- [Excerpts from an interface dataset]
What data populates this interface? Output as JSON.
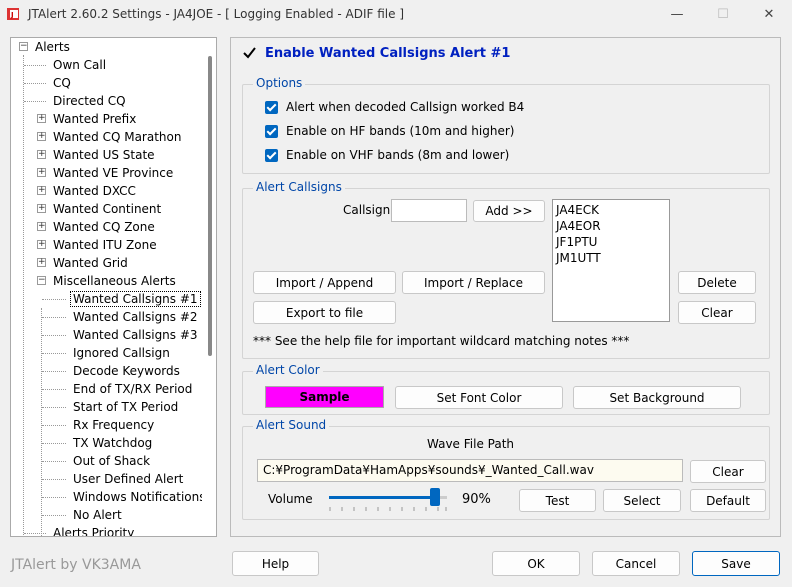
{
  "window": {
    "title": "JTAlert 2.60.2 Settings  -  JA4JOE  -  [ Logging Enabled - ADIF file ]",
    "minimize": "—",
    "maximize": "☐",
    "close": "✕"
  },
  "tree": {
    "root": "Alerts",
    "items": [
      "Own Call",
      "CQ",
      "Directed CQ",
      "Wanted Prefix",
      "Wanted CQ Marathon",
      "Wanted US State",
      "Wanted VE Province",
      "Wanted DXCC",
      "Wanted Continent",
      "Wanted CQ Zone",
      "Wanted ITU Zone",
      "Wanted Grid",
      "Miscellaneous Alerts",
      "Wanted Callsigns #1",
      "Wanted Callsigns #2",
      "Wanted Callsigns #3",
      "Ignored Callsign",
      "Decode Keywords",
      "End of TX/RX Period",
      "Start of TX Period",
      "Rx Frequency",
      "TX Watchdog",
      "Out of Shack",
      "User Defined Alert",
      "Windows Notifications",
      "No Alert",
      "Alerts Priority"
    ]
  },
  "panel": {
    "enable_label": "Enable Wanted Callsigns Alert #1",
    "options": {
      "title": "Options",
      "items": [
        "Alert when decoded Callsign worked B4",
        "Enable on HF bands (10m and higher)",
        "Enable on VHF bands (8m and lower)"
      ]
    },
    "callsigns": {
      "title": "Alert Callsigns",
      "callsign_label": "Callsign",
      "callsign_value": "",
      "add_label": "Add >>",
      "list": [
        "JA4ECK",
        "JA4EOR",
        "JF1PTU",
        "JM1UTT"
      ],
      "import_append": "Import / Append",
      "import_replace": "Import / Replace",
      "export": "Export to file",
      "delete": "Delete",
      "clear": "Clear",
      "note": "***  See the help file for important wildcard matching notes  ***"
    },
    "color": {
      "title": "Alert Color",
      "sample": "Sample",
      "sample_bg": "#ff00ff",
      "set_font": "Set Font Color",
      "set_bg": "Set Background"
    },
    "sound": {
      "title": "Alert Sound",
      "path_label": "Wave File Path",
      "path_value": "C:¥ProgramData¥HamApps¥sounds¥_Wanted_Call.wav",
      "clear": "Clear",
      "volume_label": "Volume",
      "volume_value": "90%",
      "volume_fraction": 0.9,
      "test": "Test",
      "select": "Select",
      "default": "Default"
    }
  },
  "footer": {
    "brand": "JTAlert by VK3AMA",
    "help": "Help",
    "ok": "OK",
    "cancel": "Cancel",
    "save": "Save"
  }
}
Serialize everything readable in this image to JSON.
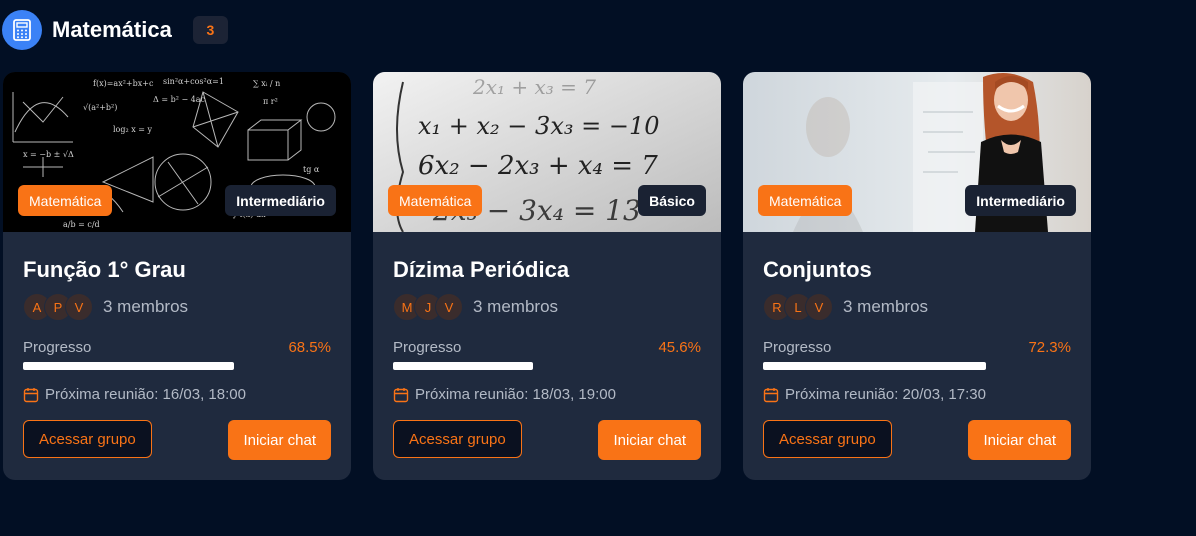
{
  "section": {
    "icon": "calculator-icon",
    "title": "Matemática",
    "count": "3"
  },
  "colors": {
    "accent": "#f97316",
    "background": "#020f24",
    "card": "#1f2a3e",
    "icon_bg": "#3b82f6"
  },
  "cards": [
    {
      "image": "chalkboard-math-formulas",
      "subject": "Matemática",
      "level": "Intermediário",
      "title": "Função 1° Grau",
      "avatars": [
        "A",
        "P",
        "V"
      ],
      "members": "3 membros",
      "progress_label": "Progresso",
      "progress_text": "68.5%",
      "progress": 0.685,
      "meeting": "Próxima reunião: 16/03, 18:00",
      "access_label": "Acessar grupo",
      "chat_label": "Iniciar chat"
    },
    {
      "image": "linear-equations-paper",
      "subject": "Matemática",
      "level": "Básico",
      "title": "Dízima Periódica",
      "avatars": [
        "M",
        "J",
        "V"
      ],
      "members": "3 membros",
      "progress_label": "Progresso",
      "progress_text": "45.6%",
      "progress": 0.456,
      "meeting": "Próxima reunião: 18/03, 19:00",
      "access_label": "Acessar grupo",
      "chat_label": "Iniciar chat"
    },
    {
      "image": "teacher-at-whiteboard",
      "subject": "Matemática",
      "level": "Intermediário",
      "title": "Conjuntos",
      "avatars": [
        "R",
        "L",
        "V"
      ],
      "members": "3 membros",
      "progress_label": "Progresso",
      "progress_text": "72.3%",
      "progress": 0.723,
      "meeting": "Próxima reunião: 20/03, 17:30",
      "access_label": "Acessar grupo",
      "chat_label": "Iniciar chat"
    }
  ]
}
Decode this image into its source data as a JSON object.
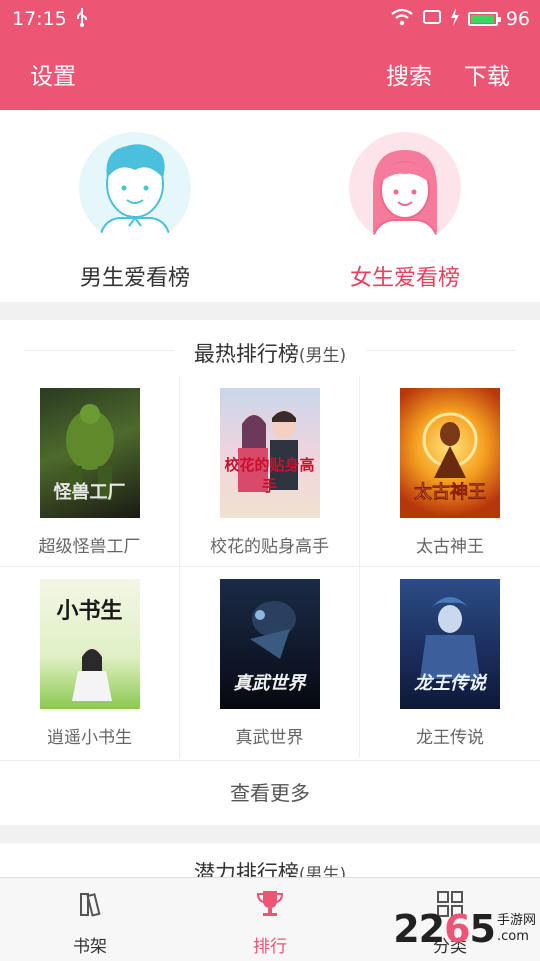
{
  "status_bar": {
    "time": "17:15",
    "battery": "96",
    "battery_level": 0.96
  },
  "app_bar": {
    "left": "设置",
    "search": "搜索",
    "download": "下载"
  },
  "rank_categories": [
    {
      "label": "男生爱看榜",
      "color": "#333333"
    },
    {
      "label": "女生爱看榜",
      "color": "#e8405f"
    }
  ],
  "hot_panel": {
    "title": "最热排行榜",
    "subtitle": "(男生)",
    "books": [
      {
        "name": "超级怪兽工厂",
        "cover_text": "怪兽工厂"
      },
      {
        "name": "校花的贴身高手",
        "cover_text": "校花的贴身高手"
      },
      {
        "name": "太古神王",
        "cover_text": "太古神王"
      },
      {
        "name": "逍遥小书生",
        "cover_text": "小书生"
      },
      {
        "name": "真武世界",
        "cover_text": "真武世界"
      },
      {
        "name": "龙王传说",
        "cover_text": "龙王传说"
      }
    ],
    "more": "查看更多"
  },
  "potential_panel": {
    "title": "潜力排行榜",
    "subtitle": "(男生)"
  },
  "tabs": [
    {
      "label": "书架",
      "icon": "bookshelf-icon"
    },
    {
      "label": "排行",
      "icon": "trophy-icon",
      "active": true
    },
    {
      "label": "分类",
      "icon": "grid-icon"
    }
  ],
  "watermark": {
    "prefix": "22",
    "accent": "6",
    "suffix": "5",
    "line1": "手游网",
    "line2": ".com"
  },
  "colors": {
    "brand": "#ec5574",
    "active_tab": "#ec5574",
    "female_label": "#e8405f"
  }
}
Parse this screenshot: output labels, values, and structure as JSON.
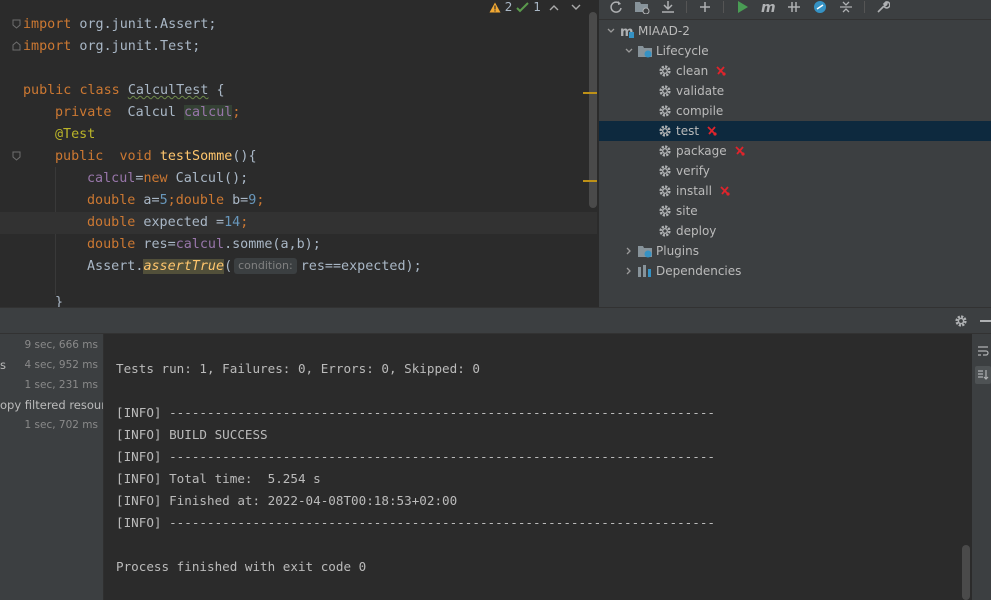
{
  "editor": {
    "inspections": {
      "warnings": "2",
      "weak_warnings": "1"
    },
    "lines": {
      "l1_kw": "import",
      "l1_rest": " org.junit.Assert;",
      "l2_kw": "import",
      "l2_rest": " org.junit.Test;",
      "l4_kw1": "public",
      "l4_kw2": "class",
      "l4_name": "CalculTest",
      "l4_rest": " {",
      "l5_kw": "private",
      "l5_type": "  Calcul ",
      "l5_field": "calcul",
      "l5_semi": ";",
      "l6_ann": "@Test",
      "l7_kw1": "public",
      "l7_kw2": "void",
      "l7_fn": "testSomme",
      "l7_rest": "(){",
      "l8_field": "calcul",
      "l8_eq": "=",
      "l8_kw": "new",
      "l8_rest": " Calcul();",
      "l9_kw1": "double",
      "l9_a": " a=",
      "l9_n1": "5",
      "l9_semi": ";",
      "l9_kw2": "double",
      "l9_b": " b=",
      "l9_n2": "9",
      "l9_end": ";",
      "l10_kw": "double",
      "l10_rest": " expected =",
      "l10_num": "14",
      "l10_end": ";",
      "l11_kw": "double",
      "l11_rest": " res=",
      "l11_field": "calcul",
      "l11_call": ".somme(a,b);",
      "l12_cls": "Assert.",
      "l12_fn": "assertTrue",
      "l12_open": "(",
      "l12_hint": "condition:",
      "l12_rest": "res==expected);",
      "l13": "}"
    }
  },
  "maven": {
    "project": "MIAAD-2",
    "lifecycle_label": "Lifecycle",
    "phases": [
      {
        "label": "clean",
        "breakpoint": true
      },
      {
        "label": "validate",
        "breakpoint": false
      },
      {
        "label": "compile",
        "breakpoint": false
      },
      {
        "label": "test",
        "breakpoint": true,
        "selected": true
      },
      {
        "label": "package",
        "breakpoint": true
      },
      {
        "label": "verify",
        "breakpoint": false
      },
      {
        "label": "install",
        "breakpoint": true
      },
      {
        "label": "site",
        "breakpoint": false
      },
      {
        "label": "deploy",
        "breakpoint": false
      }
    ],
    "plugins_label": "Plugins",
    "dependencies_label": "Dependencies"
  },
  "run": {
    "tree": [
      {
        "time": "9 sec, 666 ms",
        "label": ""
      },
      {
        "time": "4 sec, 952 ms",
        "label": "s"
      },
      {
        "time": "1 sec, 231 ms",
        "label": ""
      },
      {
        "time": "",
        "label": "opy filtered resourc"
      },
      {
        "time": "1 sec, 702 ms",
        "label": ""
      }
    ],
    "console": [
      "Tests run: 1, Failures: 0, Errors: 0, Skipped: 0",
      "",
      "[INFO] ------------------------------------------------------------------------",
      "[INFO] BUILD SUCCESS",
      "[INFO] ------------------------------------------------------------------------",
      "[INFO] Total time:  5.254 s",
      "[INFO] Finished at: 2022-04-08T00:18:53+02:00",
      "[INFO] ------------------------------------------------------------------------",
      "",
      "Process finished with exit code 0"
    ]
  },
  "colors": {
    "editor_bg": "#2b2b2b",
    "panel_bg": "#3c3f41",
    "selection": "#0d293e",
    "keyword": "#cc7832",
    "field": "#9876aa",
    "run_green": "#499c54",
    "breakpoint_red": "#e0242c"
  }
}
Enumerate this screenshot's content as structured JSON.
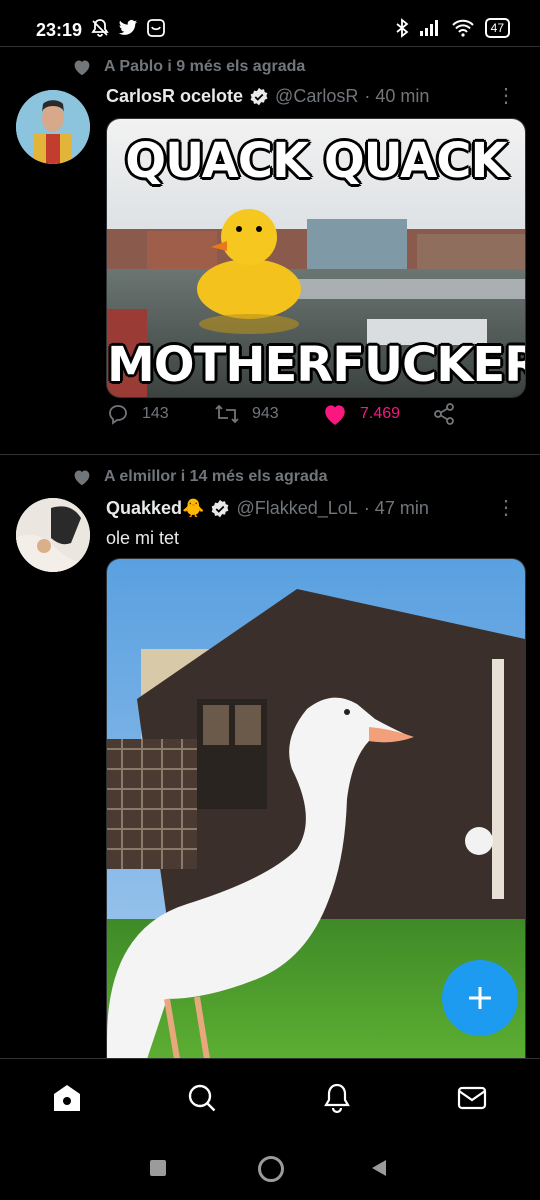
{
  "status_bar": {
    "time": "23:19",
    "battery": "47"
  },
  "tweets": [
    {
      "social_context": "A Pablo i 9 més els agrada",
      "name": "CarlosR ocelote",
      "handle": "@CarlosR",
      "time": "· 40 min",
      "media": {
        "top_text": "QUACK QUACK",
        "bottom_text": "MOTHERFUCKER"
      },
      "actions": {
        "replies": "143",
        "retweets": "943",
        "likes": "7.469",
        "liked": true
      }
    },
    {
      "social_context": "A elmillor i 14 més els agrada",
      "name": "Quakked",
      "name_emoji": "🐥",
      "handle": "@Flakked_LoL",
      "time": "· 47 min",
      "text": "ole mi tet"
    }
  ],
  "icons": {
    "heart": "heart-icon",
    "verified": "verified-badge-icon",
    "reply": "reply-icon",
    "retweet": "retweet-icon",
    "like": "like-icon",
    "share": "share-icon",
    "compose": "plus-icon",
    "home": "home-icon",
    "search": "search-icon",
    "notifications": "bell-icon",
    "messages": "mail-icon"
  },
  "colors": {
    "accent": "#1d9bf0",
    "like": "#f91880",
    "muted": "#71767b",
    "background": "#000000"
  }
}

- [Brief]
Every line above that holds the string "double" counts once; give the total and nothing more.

- [Exercise solution]
4